In ancient times, there were myths and legends of ferocious creatures that inhabited the deep oceans. The Greeks referred to these creatures as καρχαρία (karchariá), which translates literally to “sharp-toothed one.” These legends inspired tales of heroic battles between men and monsters such as Scylla and Charybdis, who had been transformed into sharks.
The term καρχαρία (karchariá) is still used today to refer to sharks, and the creatures continue to be seen as the fierce apex predators of the sea.
Who is the Ocean Titan?
The Ocean Titan is a large, mythical being that is said to inhabit the ocean depths. In many ancient cultures, the Ocean Titan was said to be the ruler of the seas and its inhabitants, managing the tides and other natural phenomena.
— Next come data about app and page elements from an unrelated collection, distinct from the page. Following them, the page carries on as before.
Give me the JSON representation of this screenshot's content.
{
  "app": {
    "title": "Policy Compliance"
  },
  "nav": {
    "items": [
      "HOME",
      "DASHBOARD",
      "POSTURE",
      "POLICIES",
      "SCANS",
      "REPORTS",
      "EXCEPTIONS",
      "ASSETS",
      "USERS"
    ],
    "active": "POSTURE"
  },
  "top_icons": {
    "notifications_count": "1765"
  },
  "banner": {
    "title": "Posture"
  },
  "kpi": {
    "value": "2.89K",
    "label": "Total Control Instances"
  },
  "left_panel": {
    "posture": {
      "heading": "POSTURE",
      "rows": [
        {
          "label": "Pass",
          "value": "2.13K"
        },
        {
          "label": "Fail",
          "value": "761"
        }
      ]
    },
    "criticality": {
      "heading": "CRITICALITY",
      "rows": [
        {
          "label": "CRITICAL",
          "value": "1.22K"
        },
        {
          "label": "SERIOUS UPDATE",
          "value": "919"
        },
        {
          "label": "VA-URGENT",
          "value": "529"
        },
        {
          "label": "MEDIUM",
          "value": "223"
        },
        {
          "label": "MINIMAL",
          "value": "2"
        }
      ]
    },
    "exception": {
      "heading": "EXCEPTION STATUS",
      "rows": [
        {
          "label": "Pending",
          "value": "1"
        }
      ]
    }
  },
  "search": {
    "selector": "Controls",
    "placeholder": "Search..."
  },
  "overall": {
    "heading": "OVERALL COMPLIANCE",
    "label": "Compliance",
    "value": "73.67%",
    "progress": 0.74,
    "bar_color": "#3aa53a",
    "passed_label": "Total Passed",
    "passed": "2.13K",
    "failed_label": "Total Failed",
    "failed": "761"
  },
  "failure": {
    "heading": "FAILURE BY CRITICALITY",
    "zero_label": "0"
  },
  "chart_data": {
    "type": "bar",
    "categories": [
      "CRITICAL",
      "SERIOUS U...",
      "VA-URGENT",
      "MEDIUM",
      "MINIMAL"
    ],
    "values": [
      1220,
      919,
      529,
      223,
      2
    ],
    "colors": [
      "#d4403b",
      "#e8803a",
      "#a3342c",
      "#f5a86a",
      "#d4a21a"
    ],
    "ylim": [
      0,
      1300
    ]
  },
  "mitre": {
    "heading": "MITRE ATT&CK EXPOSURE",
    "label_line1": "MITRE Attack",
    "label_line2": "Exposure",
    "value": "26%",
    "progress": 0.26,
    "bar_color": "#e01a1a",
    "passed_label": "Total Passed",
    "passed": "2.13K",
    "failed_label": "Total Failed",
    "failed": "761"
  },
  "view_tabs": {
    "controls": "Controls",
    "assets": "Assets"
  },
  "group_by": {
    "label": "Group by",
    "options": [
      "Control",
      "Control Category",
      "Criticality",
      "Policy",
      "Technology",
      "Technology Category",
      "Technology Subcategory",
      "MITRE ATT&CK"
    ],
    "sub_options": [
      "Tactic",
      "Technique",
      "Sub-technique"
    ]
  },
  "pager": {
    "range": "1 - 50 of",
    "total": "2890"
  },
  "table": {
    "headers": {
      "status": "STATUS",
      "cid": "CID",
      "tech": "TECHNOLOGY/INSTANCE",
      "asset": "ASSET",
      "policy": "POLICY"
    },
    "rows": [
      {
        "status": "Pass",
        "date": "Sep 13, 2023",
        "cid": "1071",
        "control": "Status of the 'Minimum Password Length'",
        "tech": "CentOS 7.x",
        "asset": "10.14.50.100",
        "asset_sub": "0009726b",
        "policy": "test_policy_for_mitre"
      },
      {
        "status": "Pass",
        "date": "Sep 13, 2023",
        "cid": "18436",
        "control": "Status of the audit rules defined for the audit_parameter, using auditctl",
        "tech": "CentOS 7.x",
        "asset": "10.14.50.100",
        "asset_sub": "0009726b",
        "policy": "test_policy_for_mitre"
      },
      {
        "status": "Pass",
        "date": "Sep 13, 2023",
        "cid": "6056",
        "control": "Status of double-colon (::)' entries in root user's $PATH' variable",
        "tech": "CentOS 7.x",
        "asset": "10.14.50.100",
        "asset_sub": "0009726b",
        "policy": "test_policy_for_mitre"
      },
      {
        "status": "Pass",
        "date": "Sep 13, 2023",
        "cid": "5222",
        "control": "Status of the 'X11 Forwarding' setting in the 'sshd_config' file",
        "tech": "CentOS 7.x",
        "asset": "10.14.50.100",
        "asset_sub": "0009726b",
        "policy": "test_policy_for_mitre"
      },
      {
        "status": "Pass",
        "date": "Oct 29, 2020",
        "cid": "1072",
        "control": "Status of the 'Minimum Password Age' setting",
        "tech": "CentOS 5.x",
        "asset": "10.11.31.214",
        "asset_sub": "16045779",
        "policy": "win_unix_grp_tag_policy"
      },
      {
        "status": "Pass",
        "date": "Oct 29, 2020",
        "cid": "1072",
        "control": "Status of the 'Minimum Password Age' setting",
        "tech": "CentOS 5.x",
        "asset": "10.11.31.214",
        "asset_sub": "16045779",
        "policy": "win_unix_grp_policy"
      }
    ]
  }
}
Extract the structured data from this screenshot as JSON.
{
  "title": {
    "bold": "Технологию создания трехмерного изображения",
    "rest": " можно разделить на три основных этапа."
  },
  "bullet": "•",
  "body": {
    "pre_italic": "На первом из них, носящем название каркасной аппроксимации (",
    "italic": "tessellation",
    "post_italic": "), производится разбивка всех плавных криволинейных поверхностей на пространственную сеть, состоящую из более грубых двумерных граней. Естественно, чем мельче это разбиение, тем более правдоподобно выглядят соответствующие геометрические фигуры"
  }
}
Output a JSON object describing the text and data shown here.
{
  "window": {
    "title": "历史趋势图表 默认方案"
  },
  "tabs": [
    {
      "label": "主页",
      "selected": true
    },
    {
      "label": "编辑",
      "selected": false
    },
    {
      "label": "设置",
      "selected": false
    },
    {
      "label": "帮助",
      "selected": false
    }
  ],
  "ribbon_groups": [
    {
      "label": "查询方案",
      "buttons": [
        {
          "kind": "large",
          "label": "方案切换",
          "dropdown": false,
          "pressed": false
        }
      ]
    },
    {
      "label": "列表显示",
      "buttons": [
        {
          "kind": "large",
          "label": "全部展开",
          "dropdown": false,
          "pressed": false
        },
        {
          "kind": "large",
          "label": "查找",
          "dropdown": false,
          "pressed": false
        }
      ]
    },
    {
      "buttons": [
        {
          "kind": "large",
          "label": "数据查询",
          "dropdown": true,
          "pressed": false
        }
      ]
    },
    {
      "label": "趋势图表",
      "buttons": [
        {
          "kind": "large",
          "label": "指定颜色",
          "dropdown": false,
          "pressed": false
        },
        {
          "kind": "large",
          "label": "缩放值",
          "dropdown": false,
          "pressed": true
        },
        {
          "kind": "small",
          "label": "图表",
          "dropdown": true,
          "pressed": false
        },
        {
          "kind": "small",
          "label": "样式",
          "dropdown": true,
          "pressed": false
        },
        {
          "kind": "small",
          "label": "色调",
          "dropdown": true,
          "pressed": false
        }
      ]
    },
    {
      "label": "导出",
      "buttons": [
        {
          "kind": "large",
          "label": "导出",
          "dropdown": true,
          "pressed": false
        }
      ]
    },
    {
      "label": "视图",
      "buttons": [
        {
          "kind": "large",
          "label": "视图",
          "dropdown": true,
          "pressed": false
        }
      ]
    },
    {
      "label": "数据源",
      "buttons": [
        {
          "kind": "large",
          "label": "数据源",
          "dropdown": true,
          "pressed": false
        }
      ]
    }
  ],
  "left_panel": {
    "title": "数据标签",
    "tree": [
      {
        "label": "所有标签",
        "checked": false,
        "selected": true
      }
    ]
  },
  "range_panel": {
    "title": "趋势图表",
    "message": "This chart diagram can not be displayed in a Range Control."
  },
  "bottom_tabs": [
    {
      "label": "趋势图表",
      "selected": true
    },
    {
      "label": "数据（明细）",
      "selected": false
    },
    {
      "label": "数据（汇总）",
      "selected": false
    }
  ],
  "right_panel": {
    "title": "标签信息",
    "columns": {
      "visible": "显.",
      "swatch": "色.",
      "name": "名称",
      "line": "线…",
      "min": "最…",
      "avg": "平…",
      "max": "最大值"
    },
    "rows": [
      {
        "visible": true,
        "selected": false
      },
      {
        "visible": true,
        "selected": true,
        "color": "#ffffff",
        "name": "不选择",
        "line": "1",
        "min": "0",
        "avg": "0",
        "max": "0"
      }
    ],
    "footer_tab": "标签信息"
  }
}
It was believed that the Titan had control over many disastrous events, hurricanes, and currents. The Titan is often described as a large humanoid creature with a long, red beard and a tail. Some of the Ancient Greeks even gave it power over storms and other elemental forces.
According to some versions, the Titan was killed by a hero or gods and his body was split into several pieces. The pieces sank to the bottom of the sea and have been said to be visible to those brave and curious enough to venture deep underwater.
Is Scylla a sea monster?
Yes, according to Greek mythology, Scylla was a sea monster that was said to inhabit the Straits of Messina between Italy and Sicily. She was described as having six long necks with four eyes on each side and six dog-headed monsters attached to each neck.
Her bottom half was said to resemble that of a fish. Scylla was a deadly monster who terrorized sailors passing through the Straits of Messina. She would snatch them from their ships, killing and devouring them.
Due to Scylla’s ferocity, the strait was known as a difficult and dangerous passage for sailors to navigate. In the end, Scylla was defeated by the hero Odysseus who tricked her into eating her own children.
After this, she was eternally cursed and remained in the Straits as a sea monster, forever preying on passing ships.